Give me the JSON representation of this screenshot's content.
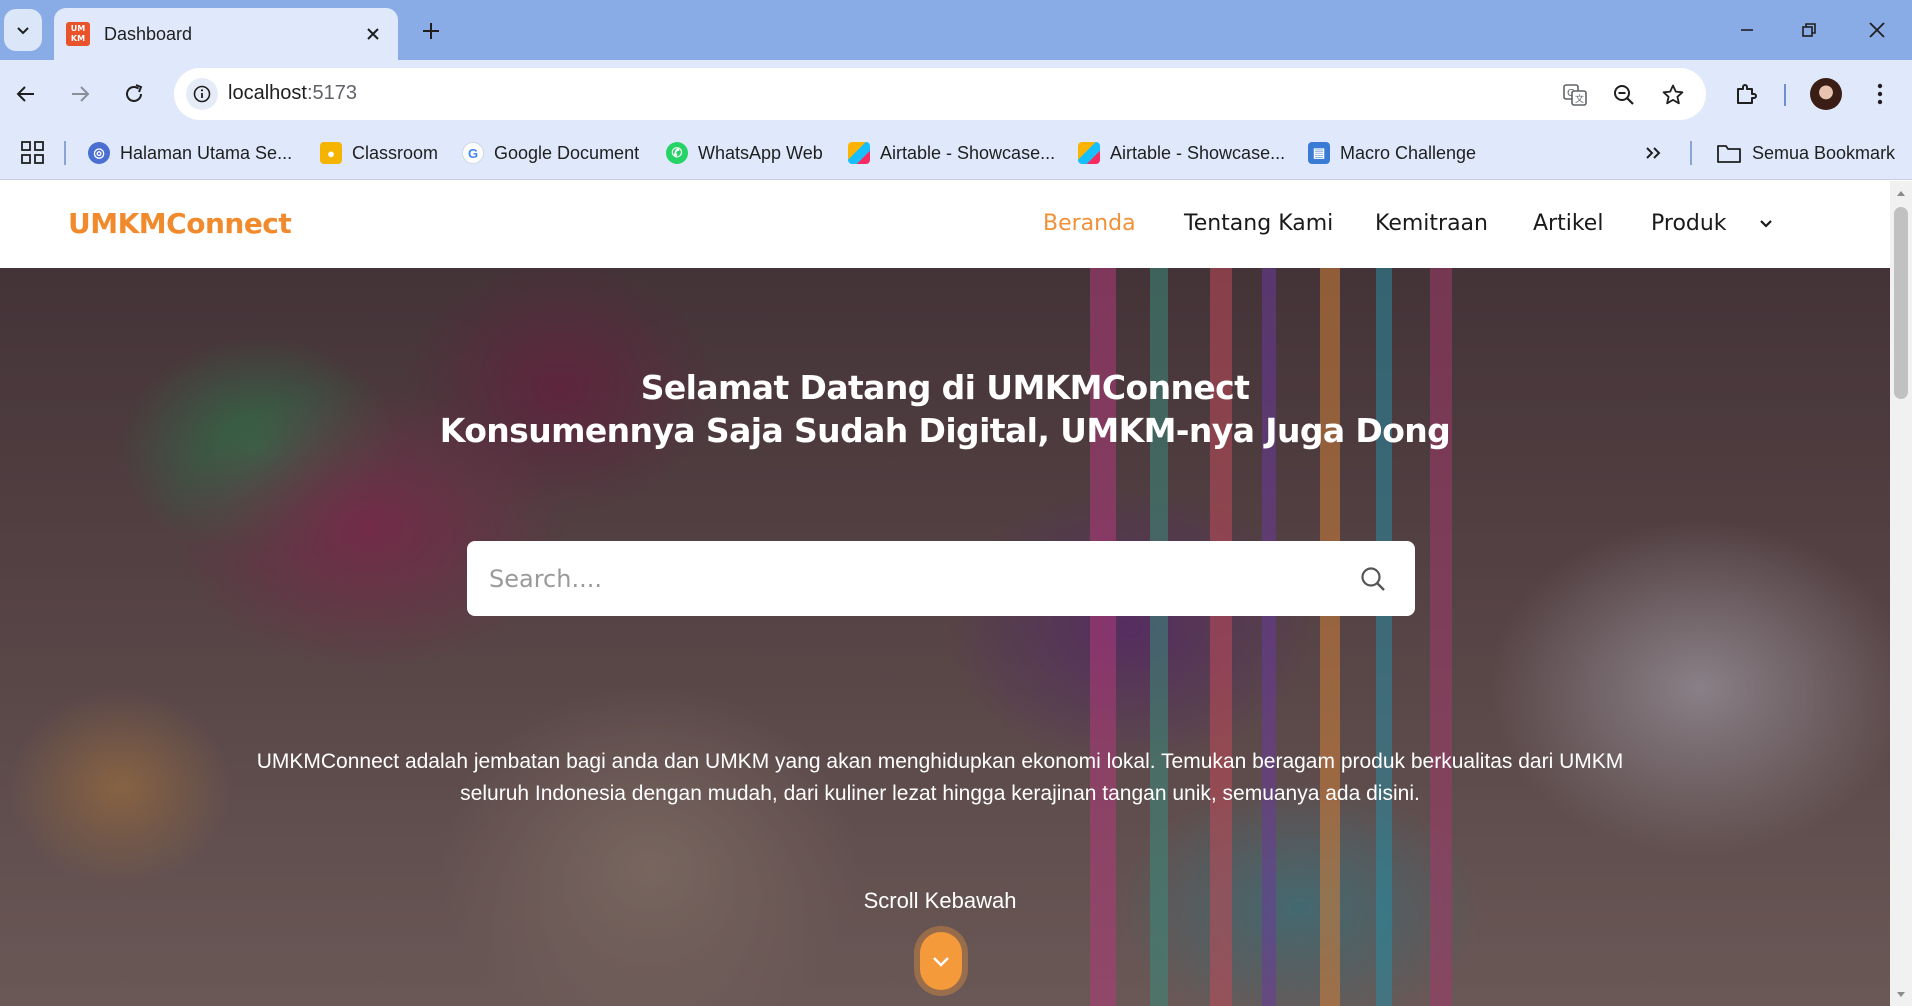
{
  "browser": {
    "tab": {
      "title": "Dashboard",
      "favicon_text": "UMKM"
    },
    "address": {
      "host": "localhost",
      "port": ":5173"
    },
    "bookmarks": [
      {
        "label": "Halaman Utama Se...",
        "icon": "halaman-icon",
        "color": "#4a6fd1"
      },
      {
        "label": "Classroom",
        "icon": "classroom-icon",
        "color": "#f4b400"
      },
      {
        "label": "Google Document",
        "icon": "google-icon",
        "color": "#4285f4"
      },
      {
        "label": "WhatsApp Web",
        "icon": "whatsapp-icon",
        "color": "#25d366"
      },
      {
        "label": "Airtable - Showcase...",
        "icon": "airtable-icon",
        "color": "#fcb400"
      },
      {
        "label": "Airtable - Showcase...",
        "icon": "airtable-icon",
        "color": "#fcb400"
      },
      {
        "label": "Macro Challenge",
        "icon": "notebook-icon",
        "color": "#3a7bd5"
      }
    ],
    "all_bookmarks_label": "Semua Bookmark"
  },
  "site": {
    "logo": "UMKMConnect",
    "nav": [
      {
        "label": "Beranda",
        "active": true
      },
      {
        "label": "Tentang Kami",
        "active": false
      },
      {
        "label": "Kemitraan",
        "active": false
      },
      {
        "label": "Artikel",
        "active": false
      },
      {
        "label": "Produk",
        "active": false
      }
    ],
    "accent_color": "#f08a2c"
  },
  "hero": {
    "title_line1": "Selamat Datang di UMKMConnect",
    "title_line2": "Konsumennya Saja Sudah Digital, UMKM-nya Juga Dong",
    "search_placeholder": "Search....",
    "description": "UMKMConnect adalah jembatan bagi anda dan UMKM yang akan menghidupkan ekonomi lokal. Temukan beragam produk berkualitas dari UMKM seluruh Indonesia dengan mudah, dari kuliner lezat hingga kerajinan tangan unik, semuanya ada disini.",
    "scroll_label": "Scroll Kebawah"
  }
}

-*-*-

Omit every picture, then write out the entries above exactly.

Give me the JSON representation of this screenshot's content.
{
  "browser": {
    "tab": {
      "title": "Dashboard",
      "favicon_text": "UMKM"
    },
    "address": {
      "host": "localhost",
      "port": ":5173"
    },
    "bookmarks": [
      {
        "label": "Halaman Utama Se...",
        "icon": "halaman-icon",
        "color": "#4a6fd1"
      },
      {
        "label": "Classroom",
        "icon": "classroom-icon",
        "color": "#f4b400"
      },
      {
        "label": "Google Document",
        "icon": "google-icon",
        "color": "#4285f4"
      },
      {
        "label": "WhatsApp Web",
        "icon": "whatsapp-icon",
        "color": "#25d366"
      },
      {
        "label": "Airtable - Showcase...",
        "icon": "airtable-icon",
        "color": "#fcb400"
      },
      {
        "label": "Airtable - Showcase...",
        "icon": "airtable-icon",
        "color": "#fcb400"
      },
      {
        "label": "Macro Challenge",
        "icon": "notebook-icon",
        "color": "#3a7bd5"
      }
    ],
    "all_bookmarks_label": "Semua Bookmark"
  },
  "site": {
    "logo": "UMKMConnect",
    "nav": [
      {
        "label": "Beranda",
        "active": true
      },
      {
        "label": "Tentang Kami",
        "active": false
      },
      {
        "label": "Kemitraan",
        "active": false
      },
      {
        "label": "Artikel",
        "active": false
      },
      {
        "label": "Produk",
        "active": false
      }
    ],
    "accent_color": "#f08a2c"
  },
  "hero": {
    "title_line1": "Selamat Datang di UMKMConnect",
    "title_line2": "Konsumennya Saja Sudah Digital, UMKM-nya Juga Dong",
    "search_placeholder": "Search....",
    "description": "UMKMConnect adalah jembatan bagi anda dan UMKM yang akan menghidupkan ekonomi lokal. Temukan beragam produk berkualitas dari UMKM seluruh Indonesia dengan mudah, dari kuliner lezat hingga kerajinan tangan unik, semuanya ada disini.",
    "scroll_label": "Scroll Kebawah"
  }
}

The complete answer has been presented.